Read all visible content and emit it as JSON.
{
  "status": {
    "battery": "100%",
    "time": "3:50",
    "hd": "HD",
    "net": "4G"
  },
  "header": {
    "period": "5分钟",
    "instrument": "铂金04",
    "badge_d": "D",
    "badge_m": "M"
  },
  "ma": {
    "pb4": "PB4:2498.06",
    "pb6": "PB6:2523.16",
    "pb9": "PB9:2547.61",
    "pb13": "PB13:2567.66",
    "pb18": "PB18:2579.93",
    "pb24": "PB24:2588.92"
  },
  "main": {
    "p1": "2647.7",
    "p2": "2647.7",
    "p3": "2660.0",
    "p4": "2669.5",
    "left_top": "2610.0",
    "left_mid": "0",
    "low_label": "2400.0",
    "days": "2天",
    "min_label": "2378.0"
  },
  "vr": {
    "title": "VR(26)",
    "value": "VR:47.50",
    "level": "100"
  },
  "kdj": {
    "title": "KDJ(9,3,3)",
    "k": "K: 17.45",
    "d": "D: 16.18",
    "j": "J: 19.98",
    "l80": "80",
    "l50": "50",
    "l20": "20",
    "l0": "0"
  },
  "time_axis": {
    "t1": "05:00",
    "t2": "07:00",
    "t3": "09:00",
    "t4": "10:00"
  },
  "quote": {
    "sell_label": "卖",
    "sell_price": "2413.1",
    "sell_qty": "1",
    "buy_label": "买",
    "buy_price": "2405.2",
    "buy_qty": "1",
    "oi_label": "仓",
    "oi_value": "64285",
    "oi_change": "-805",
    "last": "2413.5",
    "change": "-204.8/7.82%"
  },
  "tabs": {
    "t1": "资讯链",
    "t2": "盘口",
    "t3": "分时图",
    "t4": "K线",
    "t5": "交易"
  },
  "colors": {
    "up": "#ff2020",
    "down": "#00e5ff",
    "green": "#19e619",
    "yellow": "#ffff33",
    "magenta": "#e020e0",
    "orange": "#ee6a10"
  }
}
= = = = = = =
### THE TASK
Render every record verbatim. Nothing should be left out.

### WRITTEN ANSWER
Read all visible content and emit it as JSON.
{
  "status": {
    "battery": "100%",
    "time": "3:50",
    "hd": "HD",
    "net": "4G"
  },
  "header": {
    "period": "5分钟",
    "instrument": "铂金04",
    "badge_d": "D",
    "badge_m": "M"
  },
  "ma": {
    "pb4": "PB4:2498.06",
    "pb6": "PB6:2523.16",
    "pb9": "PB9:2547.61",
    "pb13": "PB13:2567.66",
    "pb18": "PB18:2579.93",
    "pb24": "PB24:2588.92"
  },
  "main": {
    "p1": "2647.7",
    "p2": "2647.7",
    "p3": "2660.0",
    "p4": "2669.5",
    "left_top": "2610.0",
    "left_mid": "0",
    "low_label": "2400.0",
    "days": "2天",
    "min_label": "2378.0"
  },
  "vr": {
    "title": "VR(26)",
    "value": "VR:47.50",
    "level": "100"
  },
  "kdj": {
    "title": "KDJ(9,3,3)",
    "k": "K: 17.45",
    "d": "D: 16.18",
    "j": "J: 19.98",
    "l80": "80",
    "l50": "50",
    "l20": "20",
    "l0": "0"
  },
  "time_axis": {
    "t1": "05:00",
    "t2": "07:00",
    "t3": "09:00",
    "t4": "10:00"
  },
  "quote": {
    "sell_label": "卖",
    "sell_price": "2413.1",
    "sell_qty": "1",
    "buy_label": "买",
    "buy_price": "2405.2",
    "buy_qty": "1",
    "oi_label": "仓",
    "oi_value": "64285",
    "oi_change": "-805",
    "last": "2413.5",
    "change": "-204.8/7.82%"
  },
  "tabs": {
    "t1": "资讯链",
    "t2": "盘口",
    "t3": "分时图",
    "t4": "K线",
    "t5": "交易"
  },
  "colors": {
    "up": "#ff2020",
    "down": "#00e5ff",
    "green": "#19e619",
    "yellow": "#ffff33",
    "magenta": "#e020e0",
    "orange": "#ee6a10"
  }
}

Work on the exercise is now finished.